PROBLEM:
Images aside, return all the entries exactly.

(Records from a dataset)
****

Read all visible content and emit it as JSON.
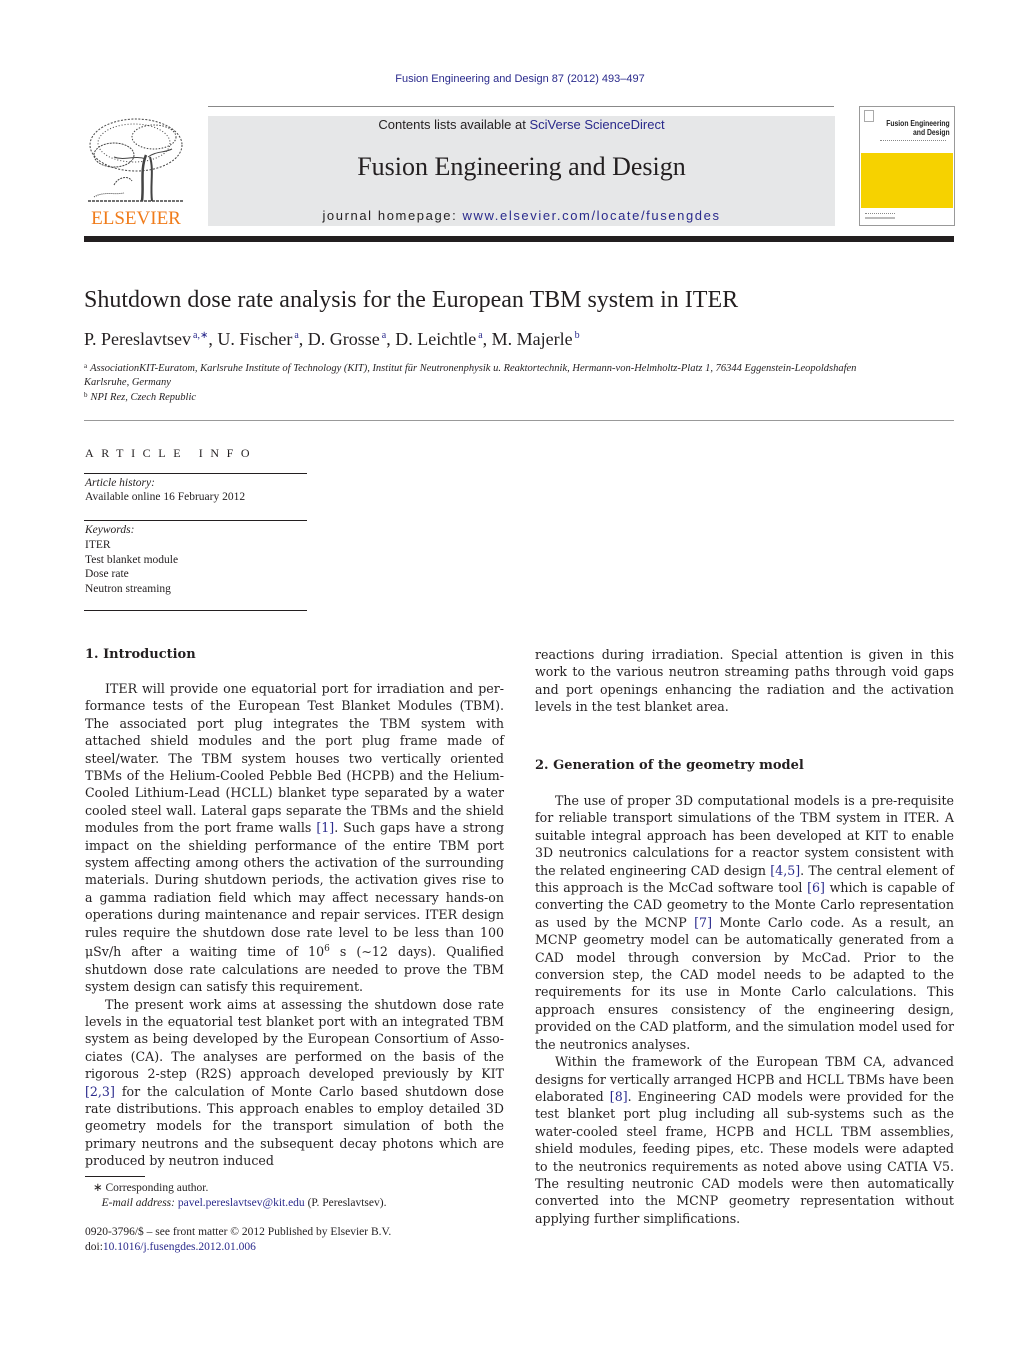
{
  "citation": "Fusion Engineering and Design 87 (2012) 493–497",
  "masthead": {
    "contents_prefix": "Contents lists available at ",
    "contents_link": "SciVerse ScienceDirect",
    "journal_title": "Fusion Engineering and Design",
    "homepage_prefix": "journal homepage: ",
    "homepage_link": "www.elsevier.com/locate/fusengdes",
    "publisher_logo_text": "ELSEVIER",
    "cover_title_line1": "Fusion Engineering",
    "cover_title_line2": "and Design"
  },
  "colors": {
    "link": "#2a2a8c",
    "elsevier_orange": "#f07c1b",
    "masthead_bg": "#e6e7e8",
    "cover_yellow": "#f6d200"
  },
  "article": {
    "title": "Shutdown dose rate analysis for the European TBM system in ITER",
    "authors": [
      {
        "name": "P. Pereslavtsev",
        "sup": "a,∗"
      },
      {
        "name": "U. Fischer",
        "sup": "a"
      },
      {
        "name": "D. Grosse",
        "sup": "a"
      },
      {
        "name": "D. Leichtle",
        "sup": "a"
      },
      {
        "name": "M. Majerle",
        "sup": "b"
      }
    ],
    "affiliations": [
      {
        "key": "a",
        "text": "AssociationKIT-Euratom, Karlsruhe Institute of Technology (KIT), Institut für Neutronenphysik u. Reaktortechnik, Hermann-von-Helmholtz-Platz 1, 76344 Eggenstein-Leopoldshafen",
        "text_cont": "Karlsruhe, Germany"
      },
      {
        "key": "b",
        "text": "NPI Rez, Czech Republic"
      }
    ]
  },
  "article_info": {
    "heading": "ARTICLE INFO",
    "history_label": "Article history:",
    "history_value": "Available online 16 February 2012",
    "keywords_label": "Keywords:",
    "keywords": [
      "ITER",
      "Test blanket module",
      "Dose rate",
      "Neutron streaming"
    ]
  },
  "sections": {
    "s1_heading": "1.  Introduction",
    "s1_p1_a": "ITER will provide one equatorial port for irradiation and per­formance tests of the European Test Blanket Modules (TBM). The associated port plug integrates the TBM system with attached shield modules and the port plug frame made of steel/water. The TBM system houses two vertically oriented TBMs of the Helium-Cooled Pebble Bed (HCPB) and the Helium-Cooled Lithium-Lead (HCLL) blanket type separated by a water cooled steel wall. Lateral gaps separate the TBMs and the shield modules from the port frame walls ",
    "s1_p1_ref1": "[1]",
    "s1_p1_b": ". Such gaps have a strong impact on the shielding perfor­mance of the entire TBM port system affecting among others the activation of the surrounding materials. During shutdown periods, the activation gives rise to a gamma radiation field which may affect necessary hands-on operations during maintenance and repair ser­vices. ITER design rules require the shutdown dose rate level to be less than 100 μSv/h after a waiting time of 10",
    "s1_p1_exp": "6",
    "s1_p1_c": " s (∼12 days). Quali­fied shutdown dose rate calculations are needed to prove the TBM system design can satisfy this requirement.",
    "s1_p2_a": "The present work aims at assessing the shutdown dose rate levels in the equatorial test blanket port with an integrated TBM system as being developed by the European Consortium of Asso­ciates (CA). The analyses are performed on the basis of the rigorous 2-step (R2S) approach developed previously by KIT ",
    "s1_p2_ref": "[2,3]",
    "s1_p2_b": " for the cal­culation of Monte Carlo based shutdown dose rate distributions. This approach enables to employ detailed 3D geometry models for the transport simulation of both the primary neutrons and the subsequent decay photons which are produced by neutron induced",
    "s1_p2_cont": "reactions during irradiation. Special attention is given in this work to the various neutron streaming paths through void gaps and port openings enhancing the radiation and the activation levels in the test blanket area.",
    "s2_heading": "2.  Generation of the geometry model",
    "s2_p1_a": "The use of proper 3D computational models is a pre-requisite for reliable transport simulations of the TBM system in ITER. A suitable integral approach has been developed at KIT to enable 3D neutron­ics calculations for a reactor system consistent with the related engineering CAD design ",
    "s2_p1_ref1": "[4,5]",
    "s2_p1_b": ". The central element of this approach is the McCad software tool ",
    "s2_p1_ref2": "[6]",
    "s2_p1_c": " which is capable of converting the CAD geometry to the Monte Carlo representation as used by the MCNP ",
    "s2_p1_ref3": "[7]",
    "s2_p1_d": " Monte Carlo code. As a result, an MCNP geometry model can be automatically generated from a CAD model through conver­sion by McCad. Prior to the conversion step, the CAD model needs to be adapted to the requirements for its use in Monte Carlo calcula­tions. This approach ensures consistency of the engineering design, provided on the CAD platform, and the simulation model used for the neutronics analyses.",
    "s2_p2_a": "Within the framework of the European TBM CA, advanced designs for vertically arranged HCPB and HCLL TBMs have been elaborated ",
    "s2_p2_ref": "[8]",
    "s2_p2_b": ". Engineering CAD models were provided for the test blanket port plug including all sub-systems such as the water-cooled steel frame, HCPB and HCLL TBM assemblies, shield modules, feeding pipes, etc. These models were adapted to the neutronics requirements as noted above using CATIA V5. The resulting neu­tronic CAD models were then automatically converted into the MCNP geometry representation without applying further simpli­fications."
  },
  "footnote": {
    "marker": "∗",
    "corresponding": "Corresponding author.",
    "email_label": "E-mail address:",
    "email": "pavel.pereslavtsev@kit.edu",
    "email_owner": "(P. Pereslavtsev)."
  },
  "front_matter": {
    "issn_line": "0920-3796/$ – see front matter © 2012 Published by Elsevier B.V.",
    "doi_prefix": "doi:",
    "doi": "10.1016/j.fusengdes.2012.01.006"
  }
}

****

RESPONSE FOR THIS EXERCISE:
Read all visible content and emit it as JSON.
{
  "citation": "Fusion Engineering and Design 87 (2012) 493–497",
  "masthead": {
    "contents_prefix": "Contents lists available at ",
    "contents_link": "SciVerse ScienceDirect",
    "journal_title": "Fusion Engineering and Design",
    "homepage_prefix": "journal homepage: ",
    "homepage_link": "www.elsevier.com/locate/fusengdes",
    "publisher_logo_text": "ELSEVIER",
    "cover_title_line1": "Fusion Engineering",
    "cover_title_line2": "and Design"
  },
  "colors": {
    "link": "#2a2a8c",
    "elsevier_orange": "#f07c1b",
    "masthead_bg": "#e6e7e8",
    "cover_yellow": "#f6d200"
  },
  "article": {
    "title": "Shutdown dose rate analysis for the European TBM system in ITER",
    "authors": [
      {
        "name": "P. Pereslavtsev",
        "sup": "a,∗"
      },
      {
        "name": "U. Fischer",
        "sup": "a"
      },
      {
        "name": "D. Grosse",
        "sup": "a"
      },
      {
        "name": "D. Leichtle",
        "sup": "a"
      },
      {
        "name": "M. Majerle",
        "sup": "b"
      }
    ],
    "affiliations": [
      {
        "key": "a",
        "text": "AssociationKIT-Euratom, Karlsruhe Institute of Technology (KIT), Institut für Neutronenphysik u. Reaktortechnik, Hermann-von-Helmholtz-Platz 1, 76344 Eggenstein-Leopoldshafen",
        "text_cont": "Karlsruhe, Germany"
      },
      {
        "key": "b",
        "text": "NPI Rez, Czech Republic"
      }
    ]
  },
  "article_info": {
    "heading": "ARTICLE INFO",
    "history_label": "Article history:",
    "history_value": "Available online 16 February 2012",
    "keywords_label": "Keywords:",
    "keywords": [
      "ITER",
      "Test blanket module",
      "Dose rate",
      "Neutron streaming"
    ]
  },
  "sections": {
    "s1_heading": "1.  Introduction",
    "s1_p1_a": "ITER will provide one equatorial port for irradiation and per­formance tests of the European Test Blanket Modules (TBM). The associated port plug integrates the TBM system with attached shield modules and the port plug frame made of steel/water. The TBM system houses two vertically oriented TBMs of the Helium-Cooled Pebble Bed (HCPB) and the Helium-Cooled Lithium-Lead (HCLL) blanket type separated by a water cooled steel wall. Lateral gaps separate the TBMs and the shield modules from the port frame walls ",
    "s1_p1_ref1": "[1]",
    "s1_p1_b": ". Such gaps have a strong impact on the shielding perfor­mance of the entire TBM port system affecting among others the activation of the surrounding materials. During shutdown periods, the activation gives rise to a gamma radiation field which may affect necessary hands-on operations during maintenance and repair ser­vices. ITER design rules require the shutdown dose rate level to be less than 100 μSv/h after a waiting time of 10",
    "s1_p1_exp": "6",
    "s1_p1_c": " s (∼12 days). Quali­fied shutdown dose rate calculations are needed to prove the TBM system design can satisfy this requirement.",
    "s1_p2_a": "The present work aims at assessing the shutdown dose rate levels in the equatorial test blanket port with an integrated TBM system as being developed by the European Consortium of Asso­ciates (CA). The analyses are performed on the basis of the rigorous 2-step (R2S) approach developed previously by KIT ",
    "s1_p2_ref": "[2,3]",
    "s1_p2_b": " for the cal­culation of Monte Carlo based shutdown dose rate distributions. This approach enables to employ detailed 3D geometry models for the transport simulation of both the primary neutrons and the subsequent decay photons which are produced by neutron induced",
    "s1_p2_cont": "reactions during irradiation. Special attention is given in this work to the various neutron streaming paths through void gaps and port openings enhancing the radiation and the activation levels in the test blanket area.",
    "s2_heading": "2.  Generation of the geometry model",
    "s2_p1_a": "The use of proper 3D computational models is a pre-requisite for reliable transport simulations of the TBM system in ITER. A suitable integral approach has been developed at KIT to enable 3D neutron­ics calculations for a reactor system consistent with the related engineering CAD design ",
    "s2_p1_ref1": "[4,5]",
    "s2_p1_b": ". The central element of this approach is the McCad software tool ",
    "s2_p1_ref2": "[6]",
    "s2_p1_c": " which is capable of converting the CAD geometry to the Monte Carlo representation as used by the MCNP ",
    "s2_p1_ref3": "[7]",
    "s2_p1_d": " Monte Carlo code. As a result, an MCNP geometry model can be automatically generated from a CAD model through conver­sion by McCad. Prior to the conversion step, the CAD model needs to be adapted to the requirements for its use in Monte Carlo calcula­tions. This approach ensures consistency of the engineering design, provided on the CAD platform, and the simulation model used for the neutronics analyses.",
    "s2_p2_a": "Within the framework of the European TBM CA, advanced designs for vertically arranged HCPB and HCLL TBMs have been elaborated ",
    "s2_p2_ref": "[8]",
    "s2_p2_b": ". Engineering CAD models were provided for the test blanket port plug including all sub-systems such as the water-cooled steel frame, HCPB and HCLL TBM assemblies, shield modules, feeding pipes, etc. These models were adapted to the neutronics requirements as noted above using CATIA V5. The resulting neu­tronic CAD models were then automatically converted into the MCNP geometry representation without applying further simpli­fications."
  },
  "footnote": {
    "marker": "∗",
    "corresponding": "Corresponding author.",
    "email_label": "E-mail address:",
    "email": "pavel.pereslavtsev@kit.edu",
    "email_owner": "(P. Pereslavtsev)."
  },
  "front_matter": {
    "issn_line": "0920-3796/$ – see front matter © 2012 Published by Elsevier B.V.",
    "doi_prefix": "doi:",
    "doi": "10.1016/j.fusengdes.2012.01.006"
  }
}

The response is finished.